▶ _TASK REQUIREMENTS_
Which lines of the data below include the string "download"? Return each of them.

[[ EXTRACTED DATA open ]]

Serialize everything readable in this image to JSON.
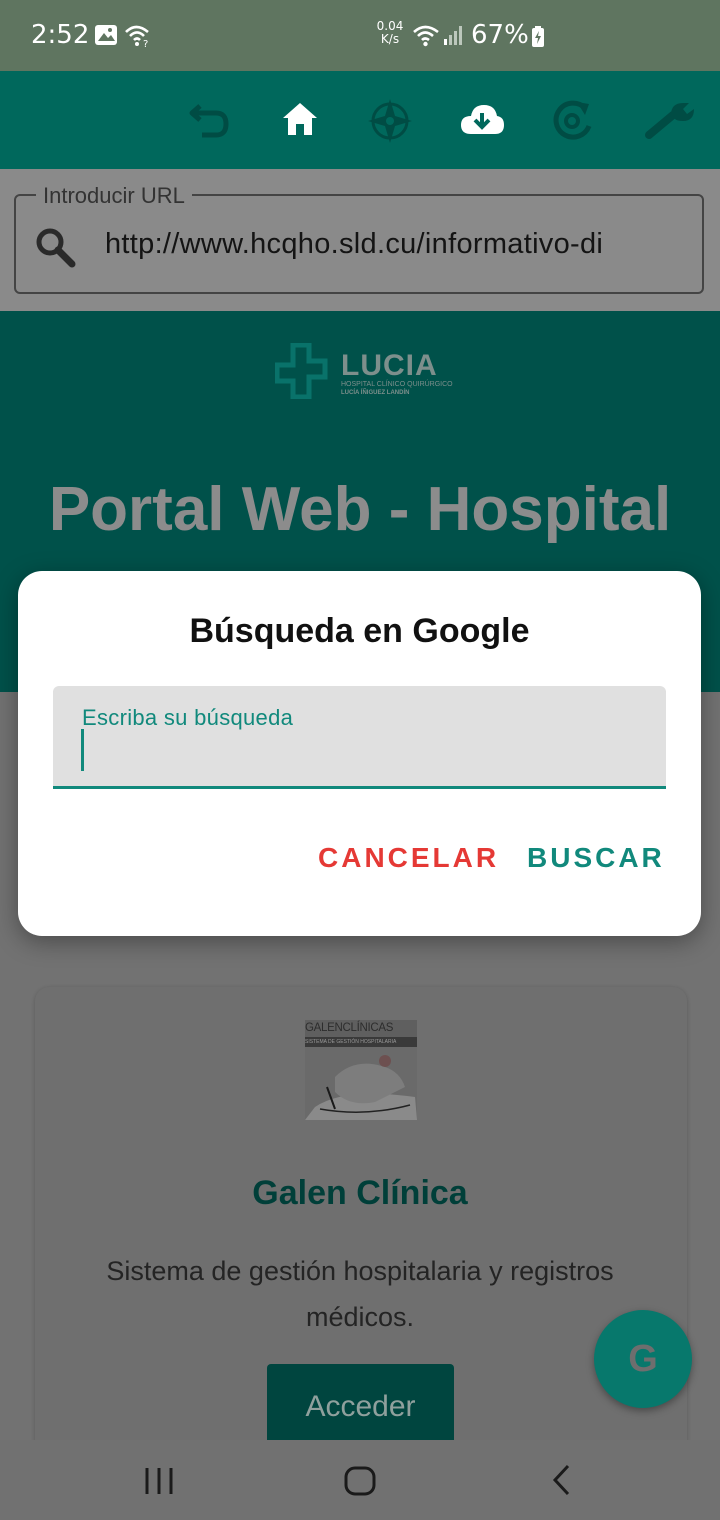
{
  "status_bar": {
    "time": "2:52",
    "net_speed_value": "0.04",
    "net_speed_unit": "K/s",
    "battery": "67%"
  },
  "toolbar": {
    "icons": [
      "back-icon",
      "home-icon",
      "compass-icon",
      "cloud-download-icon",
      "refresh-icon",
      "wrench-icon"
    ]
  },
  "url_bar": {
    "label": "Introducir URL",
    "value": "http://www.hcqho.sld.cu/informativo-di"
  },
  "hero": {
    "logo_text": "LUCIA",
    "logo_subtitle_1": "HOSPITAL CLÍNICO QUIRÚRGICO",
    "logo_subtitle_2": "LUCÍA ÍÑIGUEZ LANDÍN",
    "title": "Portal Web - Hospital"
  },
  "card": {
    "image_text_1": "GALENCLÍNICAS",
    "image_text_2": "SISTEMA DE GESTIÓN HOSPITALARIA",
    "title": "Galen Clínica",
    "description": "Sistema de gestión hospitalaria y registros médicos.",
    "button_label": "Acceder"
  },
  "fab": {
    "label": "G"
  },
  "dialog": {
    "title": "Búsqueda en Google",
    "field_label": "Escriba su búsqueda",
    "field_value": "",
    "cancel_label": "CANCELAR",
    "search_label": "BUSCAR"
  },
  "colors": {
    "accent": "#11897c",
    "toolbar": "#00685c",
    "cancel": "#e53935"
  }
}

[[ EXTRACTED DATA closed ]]
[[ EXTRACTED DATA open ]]

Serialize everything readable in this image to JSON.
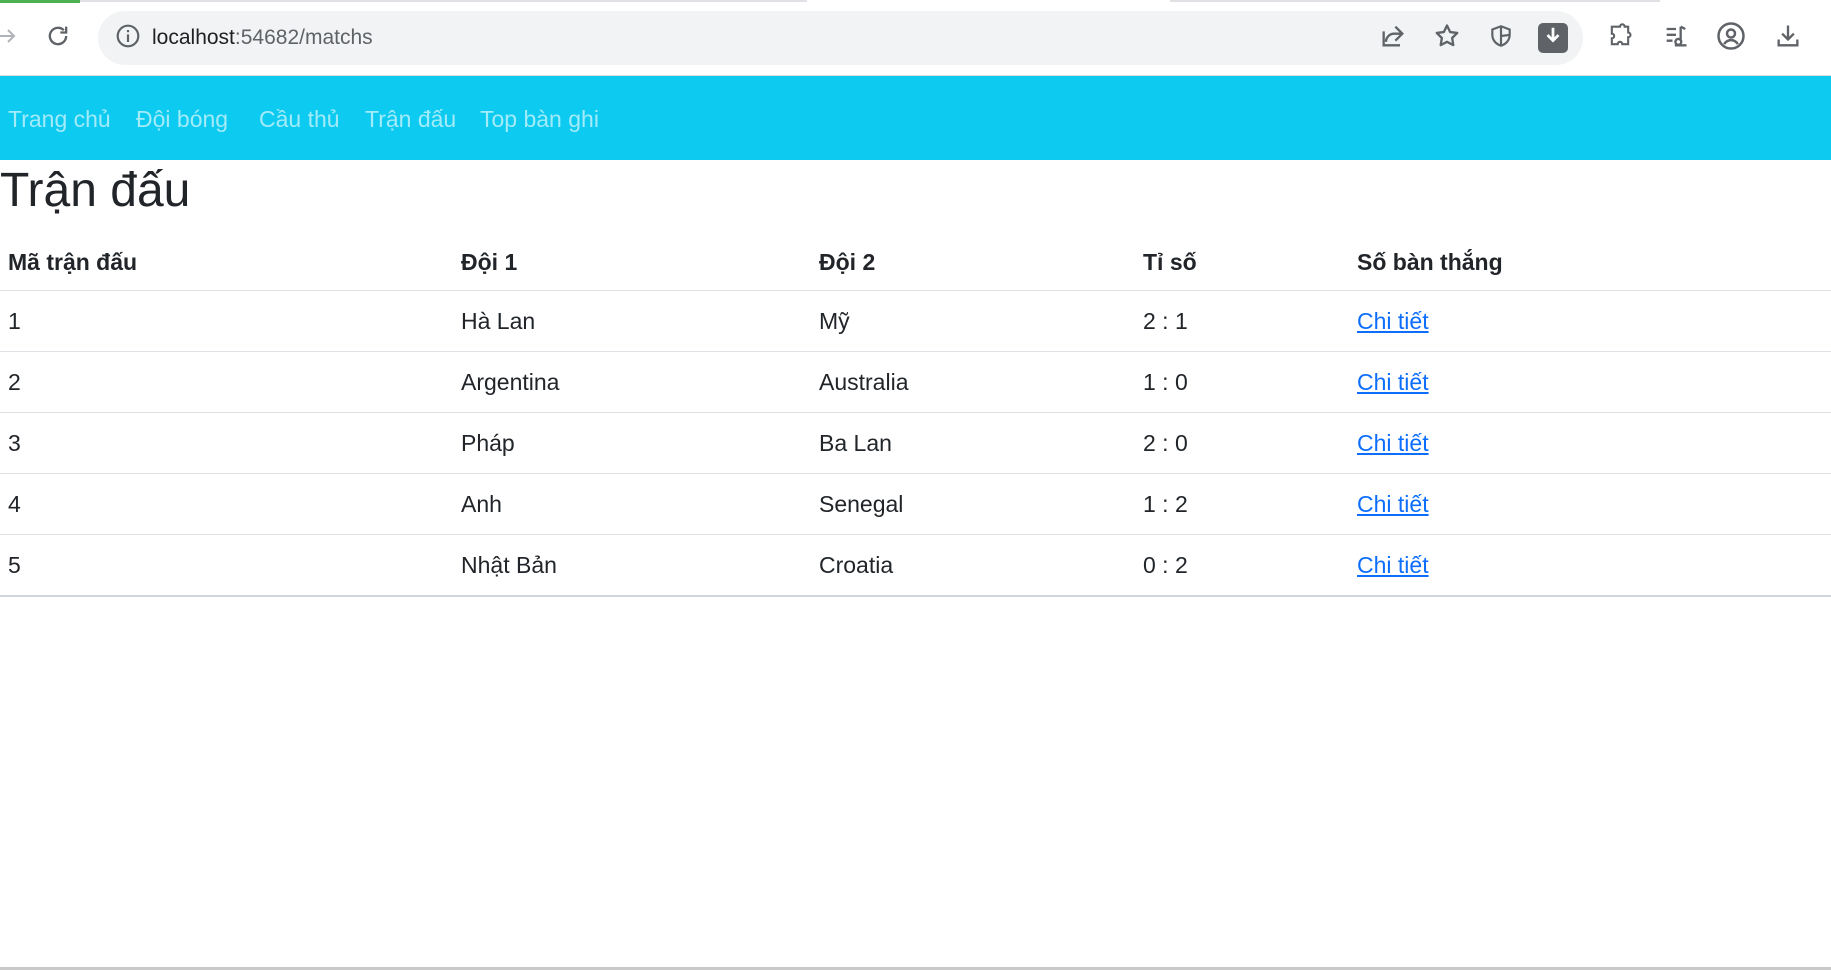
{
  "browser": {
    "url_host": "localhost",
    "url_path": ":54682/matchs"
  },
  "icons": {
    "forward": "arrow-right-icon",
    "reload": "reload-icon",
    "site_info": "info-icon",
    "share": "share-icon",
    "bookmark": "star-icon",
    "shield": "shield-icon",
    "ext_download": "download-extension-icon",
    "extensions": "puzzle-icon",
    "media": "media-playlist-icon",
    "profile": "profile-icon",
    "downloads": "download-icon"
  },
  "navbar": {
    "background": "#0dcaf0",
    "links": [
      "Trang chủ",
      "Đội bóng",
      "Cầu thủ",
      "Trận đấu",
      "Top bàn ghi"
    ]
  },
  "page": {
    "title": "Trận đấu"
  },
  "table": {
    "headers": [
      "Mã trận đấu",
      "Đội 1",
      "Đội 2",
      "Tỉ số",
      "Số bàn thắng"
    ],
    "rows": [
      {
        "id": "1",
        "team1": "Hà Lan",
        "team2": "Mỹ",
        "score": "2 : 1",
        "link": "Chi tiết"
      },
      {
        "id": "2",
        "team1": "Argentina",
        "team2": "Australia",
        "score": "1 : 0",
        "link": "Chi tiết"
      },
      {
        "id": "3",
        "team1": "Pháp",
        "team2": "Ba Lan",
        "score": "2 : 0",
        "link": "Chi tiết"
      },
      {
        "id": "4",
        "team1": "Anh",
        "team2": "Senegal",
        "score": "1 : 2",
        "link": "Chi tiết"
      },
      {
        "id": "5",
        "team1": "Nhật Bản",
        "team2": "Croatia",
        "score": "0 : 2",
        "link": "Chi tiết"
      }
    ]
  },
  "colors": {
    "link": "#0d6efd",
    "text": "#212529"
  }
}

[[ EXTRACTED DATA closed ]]
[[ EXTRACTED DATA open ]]

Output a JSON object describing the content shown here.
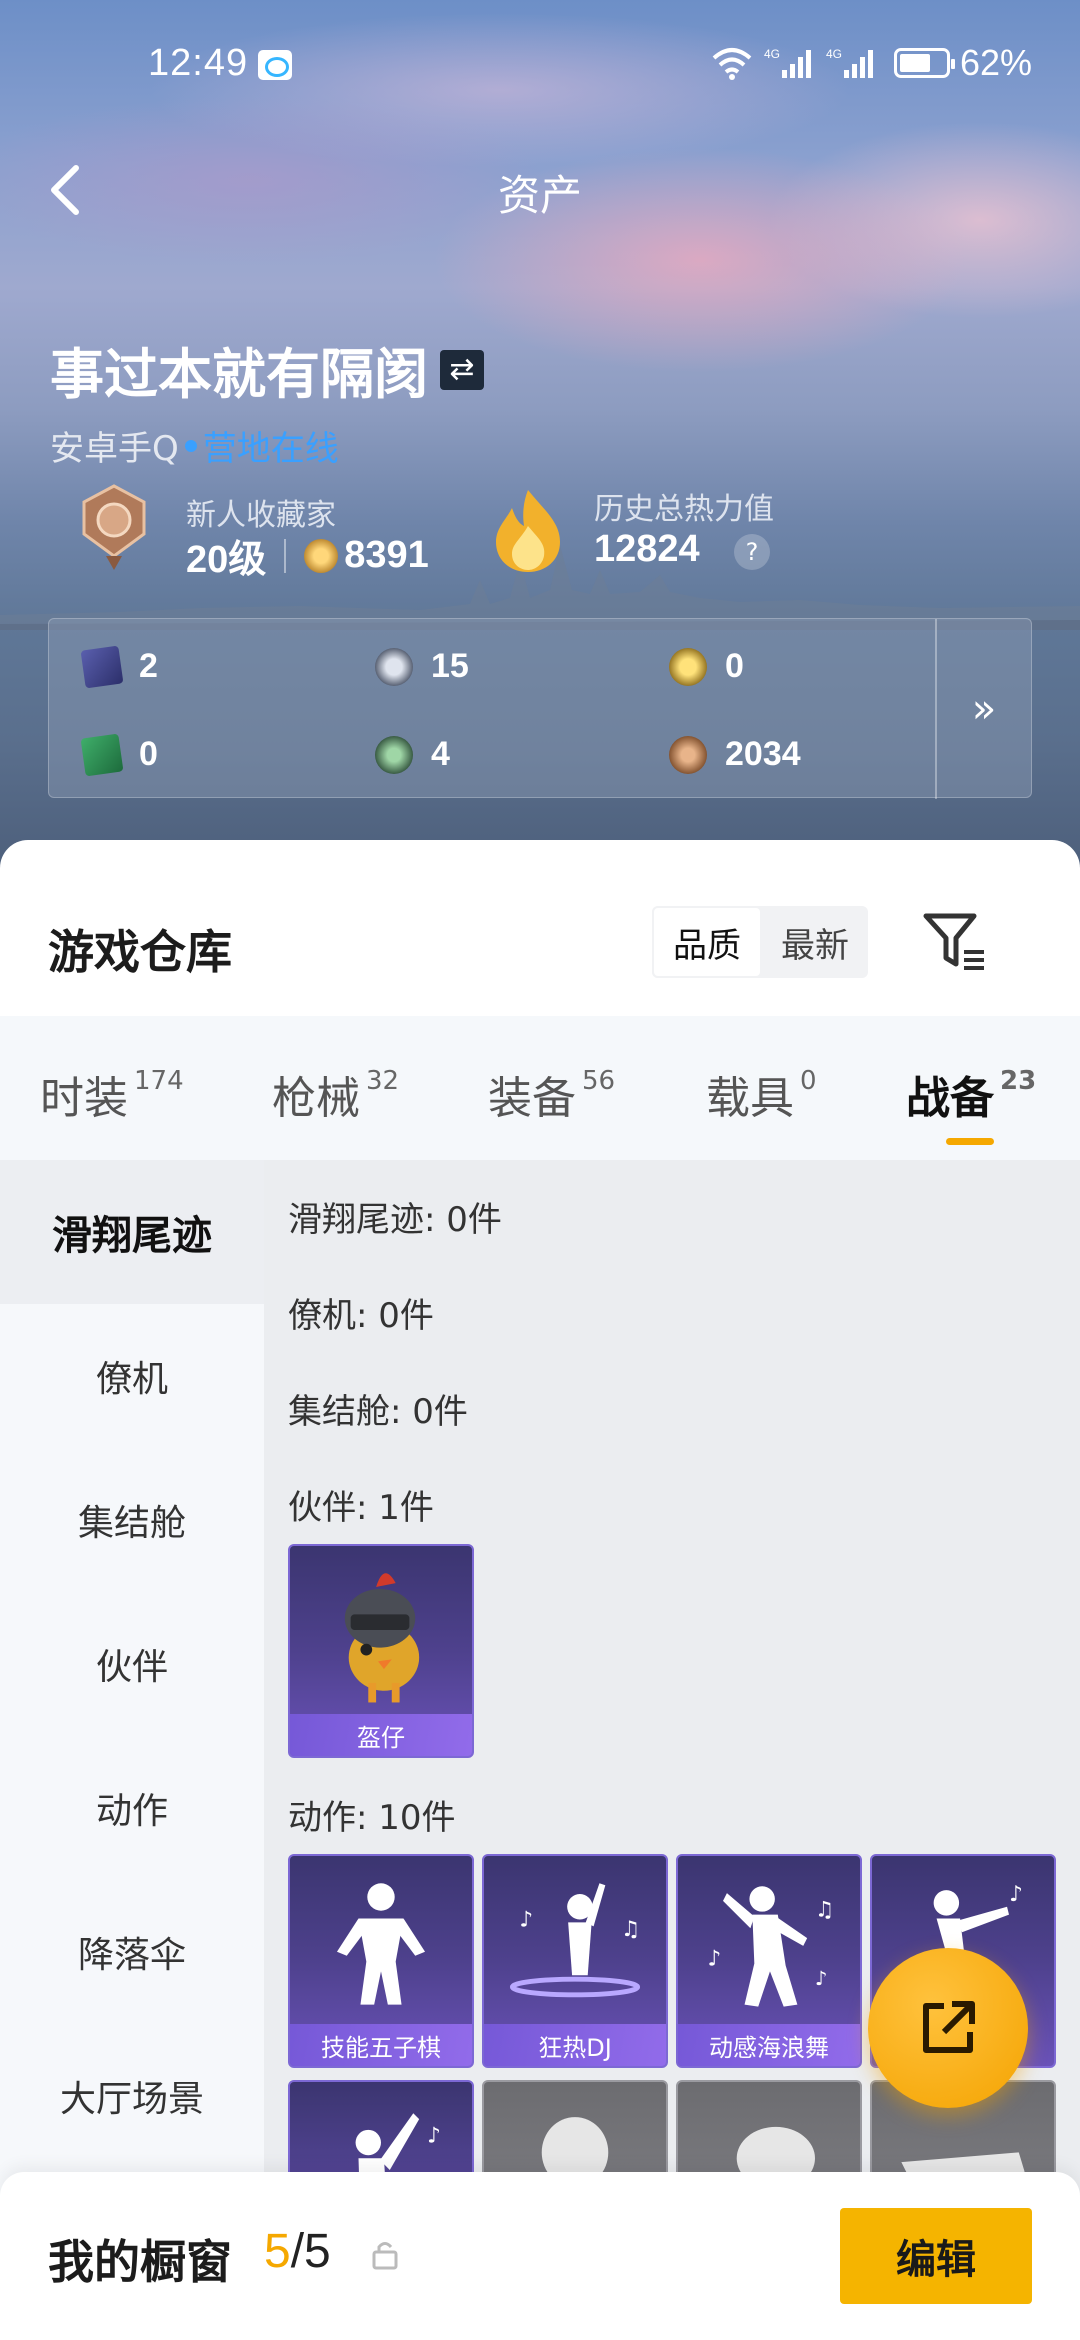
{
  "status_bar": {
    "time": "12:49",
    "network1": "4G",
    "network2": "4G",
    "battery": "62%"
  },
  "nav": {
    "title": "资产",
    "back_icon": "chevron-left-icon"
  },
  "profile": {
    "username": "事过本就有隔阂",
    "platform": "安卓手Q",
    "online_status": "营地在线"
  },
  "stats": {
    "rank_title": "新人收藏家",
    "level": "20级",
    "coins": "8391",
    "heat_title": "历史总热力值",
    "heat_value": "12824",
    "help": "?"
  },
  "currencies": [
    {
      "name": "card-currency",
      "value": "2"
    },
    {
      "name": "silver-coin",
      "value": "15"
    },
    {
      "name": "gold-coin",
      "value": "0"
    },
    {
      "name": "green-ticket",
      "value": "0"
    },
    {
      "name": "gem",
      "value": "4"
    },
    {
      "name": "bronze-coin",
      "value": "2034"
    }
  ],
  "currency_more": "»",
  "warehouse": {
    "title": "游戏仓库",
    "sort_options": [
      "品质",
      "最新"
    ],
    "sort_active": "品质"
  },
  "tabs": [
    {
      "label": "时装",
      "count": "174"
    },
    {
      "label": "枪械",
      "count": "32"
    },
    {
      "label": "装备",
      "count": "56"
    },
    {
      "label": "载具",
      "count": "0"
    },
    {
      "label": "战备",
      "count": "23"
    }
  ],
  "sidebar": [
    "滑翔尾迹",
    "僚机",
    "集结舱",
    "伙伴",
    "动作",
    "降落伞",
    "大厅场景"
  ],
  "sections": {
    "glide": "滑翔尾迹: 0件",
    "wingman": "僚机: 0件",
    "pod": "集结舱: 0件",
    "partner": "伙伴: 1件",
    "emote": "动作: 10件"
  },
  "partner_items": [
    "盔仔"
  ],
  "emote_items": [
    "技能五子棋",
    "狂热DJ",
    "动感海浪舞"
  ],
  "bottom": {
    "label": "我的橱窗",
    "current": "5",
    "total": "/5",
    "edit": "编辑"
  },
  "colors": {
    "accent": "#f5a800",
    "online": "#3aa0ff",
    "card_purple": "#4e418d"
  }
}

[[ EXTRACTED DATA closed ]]

▶ _ANSWER SECTION_
      "cloud-download-icon",
    "ext_download": "download-extension-icon",
    "downloads": "download-icon"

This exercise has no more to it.